In the listing below, how many lines hold "text"? Give the number only.

> Material supplied
Segment Open

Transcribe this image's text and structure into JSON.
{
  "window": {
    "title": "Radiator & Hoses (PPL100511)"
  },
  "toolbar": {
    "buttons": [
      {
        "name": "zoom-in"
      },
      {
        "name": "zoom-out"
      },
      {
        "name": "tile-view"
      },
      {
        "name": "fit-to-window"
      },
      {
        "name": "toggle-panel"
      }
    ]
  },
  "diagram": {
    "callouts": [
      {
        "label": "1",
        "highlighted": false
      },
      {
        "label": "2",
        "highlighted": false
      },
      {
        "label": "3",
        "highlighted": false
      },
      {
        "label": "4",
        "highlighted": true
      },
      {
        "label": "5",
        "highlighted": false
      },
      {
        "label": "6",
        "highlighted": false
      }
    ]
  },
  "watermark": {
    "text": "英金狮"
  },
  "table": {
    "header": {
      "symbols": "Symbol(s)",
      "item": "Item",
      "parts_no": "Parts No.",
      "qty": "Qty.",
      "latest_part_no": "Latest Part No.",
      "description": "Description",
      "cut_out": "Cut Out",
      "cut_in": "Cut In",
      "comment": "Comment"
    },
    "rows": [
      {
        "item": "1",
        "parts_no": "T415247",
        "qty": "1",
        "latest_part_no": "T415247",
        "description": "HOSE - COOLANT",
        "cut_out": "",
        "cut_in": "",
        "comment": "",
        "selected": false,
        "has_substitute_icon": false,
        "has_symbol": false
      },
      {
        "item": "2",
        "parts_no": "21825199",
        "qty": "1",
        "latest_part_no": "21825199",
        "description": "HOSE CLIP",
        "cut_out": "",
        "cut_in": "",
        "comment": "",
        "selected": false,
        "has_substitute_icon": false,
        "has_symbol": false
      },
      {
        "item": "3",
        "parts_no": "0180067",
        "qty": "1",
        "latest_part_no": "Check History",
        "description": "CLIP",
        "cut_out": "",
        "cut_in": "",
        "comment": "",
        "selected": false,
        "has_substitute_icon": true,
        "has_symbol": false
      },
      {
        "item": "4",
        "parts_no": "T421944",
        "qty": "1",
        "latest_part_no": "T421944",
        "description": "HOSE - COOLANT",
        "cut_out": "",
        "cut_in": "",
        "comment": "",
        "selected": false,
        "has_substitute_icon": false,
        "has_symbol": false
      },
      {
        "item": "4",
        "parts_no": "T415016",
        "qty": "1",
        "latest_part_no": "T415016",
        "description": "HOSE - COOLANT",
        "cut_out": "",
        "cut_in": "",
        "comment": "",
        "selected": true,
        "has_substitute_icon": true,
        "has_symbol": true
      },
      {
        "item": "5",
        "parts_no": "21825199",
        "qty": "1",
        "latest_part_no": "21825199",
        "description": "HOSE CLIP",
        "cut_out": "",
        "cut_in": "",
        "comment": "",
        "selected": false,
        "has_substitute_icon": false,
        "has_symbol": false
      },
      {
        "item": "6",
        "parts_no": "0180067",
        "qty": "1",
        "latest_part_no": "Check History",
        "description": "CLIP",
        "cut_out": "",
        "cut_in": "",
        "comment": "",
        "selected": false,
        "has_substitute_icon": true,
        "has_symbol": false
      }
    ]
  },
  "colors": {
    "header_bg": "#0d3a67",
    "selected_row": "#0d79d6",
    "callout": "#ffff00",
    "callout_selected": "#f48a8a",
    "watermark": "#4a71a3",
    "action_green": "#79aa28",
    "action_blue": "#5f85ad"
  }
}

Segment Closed

> Answer to the problem
2